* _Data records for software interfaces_
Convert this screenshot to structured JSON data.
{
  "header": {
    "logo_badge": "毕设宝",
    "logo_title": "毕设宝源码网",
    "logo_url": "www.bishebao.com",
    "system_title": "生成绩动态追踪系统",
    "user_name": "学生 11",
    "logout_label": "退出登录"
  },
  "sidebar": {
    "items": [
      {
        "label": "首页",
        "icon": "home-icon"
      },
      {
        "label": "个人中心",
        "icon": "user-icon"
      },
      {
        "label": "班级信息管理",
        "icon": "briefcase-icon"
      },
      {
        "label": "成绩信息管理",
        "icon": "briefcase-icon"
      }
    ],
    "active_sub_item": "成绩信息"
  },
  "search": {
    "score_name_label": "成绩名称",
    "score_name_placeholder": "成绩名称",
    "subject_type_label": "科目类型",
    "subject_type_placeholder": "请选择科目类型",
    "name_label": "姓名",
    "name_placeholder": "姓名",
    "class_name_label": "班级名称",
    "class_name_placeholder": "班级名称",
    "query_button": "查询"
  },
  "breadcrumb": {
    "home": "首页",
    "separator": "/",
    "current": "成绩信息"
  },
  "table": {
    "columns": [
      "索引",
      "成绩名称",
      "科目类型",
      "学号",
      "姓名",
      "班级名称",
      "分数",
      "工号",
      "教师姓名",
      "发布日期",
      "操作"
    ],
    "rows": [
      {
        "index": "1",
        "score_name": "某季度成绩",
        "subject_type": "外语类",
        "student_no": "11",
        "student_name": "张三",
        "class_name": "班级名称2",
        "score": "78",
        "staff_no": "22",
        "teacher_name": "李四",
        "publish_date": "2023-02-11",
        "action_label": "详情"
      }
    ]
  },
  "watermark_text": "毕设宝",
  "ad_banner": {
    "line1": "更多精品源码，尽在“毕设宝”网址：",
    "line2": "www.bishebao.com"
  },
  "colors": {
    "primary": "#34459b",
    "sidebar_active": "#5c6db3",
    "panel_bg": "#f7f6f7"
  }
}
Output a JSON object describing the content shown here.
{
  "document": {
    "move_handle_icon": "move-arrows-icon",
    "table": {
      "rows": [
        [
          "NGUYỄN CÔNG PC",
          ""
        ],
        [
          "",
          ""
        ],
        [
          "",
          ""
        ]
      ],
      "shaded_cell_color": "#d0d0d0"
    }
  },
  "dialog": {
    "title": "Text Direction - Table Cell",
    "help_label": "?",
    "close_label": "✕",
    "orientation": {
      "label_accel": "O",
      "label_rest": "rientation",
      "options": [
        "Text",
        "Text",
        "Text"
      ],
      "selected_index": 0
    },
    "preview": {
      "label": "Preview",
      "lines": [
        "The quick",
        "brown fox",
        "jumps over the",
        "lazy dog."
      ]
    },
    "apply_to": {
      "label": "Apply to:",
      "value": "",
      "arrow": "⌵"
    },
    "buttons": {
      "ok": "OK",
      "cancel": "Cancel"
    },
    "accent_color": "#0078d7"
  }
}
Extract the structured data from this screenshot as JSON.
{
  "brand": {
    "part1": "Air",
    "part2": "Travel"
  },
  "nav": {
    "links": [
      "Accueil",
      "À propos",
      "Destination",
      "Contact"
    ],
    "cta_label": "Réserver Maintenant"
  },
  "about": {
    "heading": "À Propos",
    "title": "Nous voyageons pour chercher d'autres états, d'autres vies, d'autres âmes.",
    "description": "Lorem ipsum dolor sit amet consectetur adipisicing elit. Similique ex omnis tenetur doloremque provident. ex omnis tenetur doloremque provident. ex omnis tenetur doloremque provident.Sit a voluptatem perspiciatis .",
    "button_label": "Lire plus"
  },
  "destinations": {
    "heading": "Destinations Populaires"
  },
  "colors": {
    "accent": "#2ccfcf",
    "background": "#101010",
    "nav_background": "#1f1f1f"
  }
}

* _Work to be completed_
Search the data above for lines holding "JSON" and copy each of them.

* _Reply to the exercise_
Convert this screenshot to structured JSON data.
Output a JSON object describing the content shown here.
Extract the structured data from this screenshot as JSON.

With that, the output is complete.